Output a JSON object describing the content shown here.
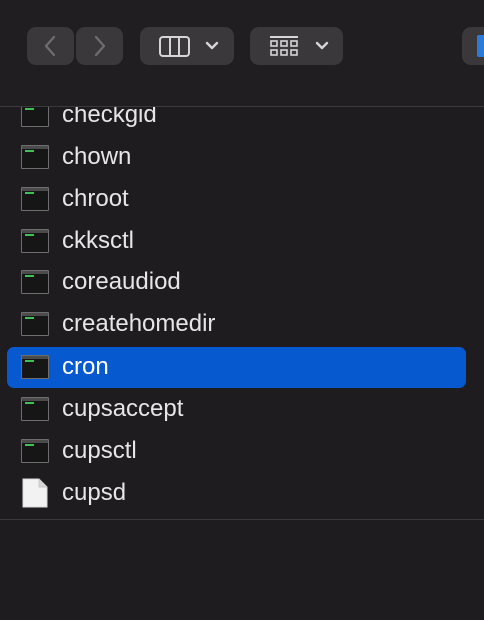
{
  "toolbar": {
    "back_icon": "chevron-left-icon",
    "forward_icon": "chevron-right-icon",
    "view_icon": "columns-view-icon",
    "group_icon": "grid-group-icon"
  },
  "files": [
    {
      "name": "checkgid",
      "type": "exec"
    },
    {
      "name": "chown",
      "type": "exec"
    },
    {
      "name": "chroot",
      "type": "exec"
    },
    {
      "name": "ckksctl",
      "type": "exec"
    },
    {
      "name": "coreaudiod",
      "type": "exec"
    },
    {
      "name": "createhomedir",
      "type": "exec"
    },
    {
      "name": "cron",
      "type": "exec",
      "selected": true
    },
    {
      "name": "cupsaccept",
      "type": "exec"
    },
    {
      "name": "cupsctl",
      "type": "exec"
    },
    {
      "name": "cupsd",
      "type": "document"
    }
  ],
  "colors": {
    "selection": "#0759d0",
    "background": "#1e1c1e",
    "terminal_text": "#3fc15a"
  }
}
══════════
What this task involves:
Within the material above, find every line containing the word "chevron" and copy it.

Written solution:
    "back_icon": "chevron-left-icon",
    "forward_icon": "chevron-right-icon",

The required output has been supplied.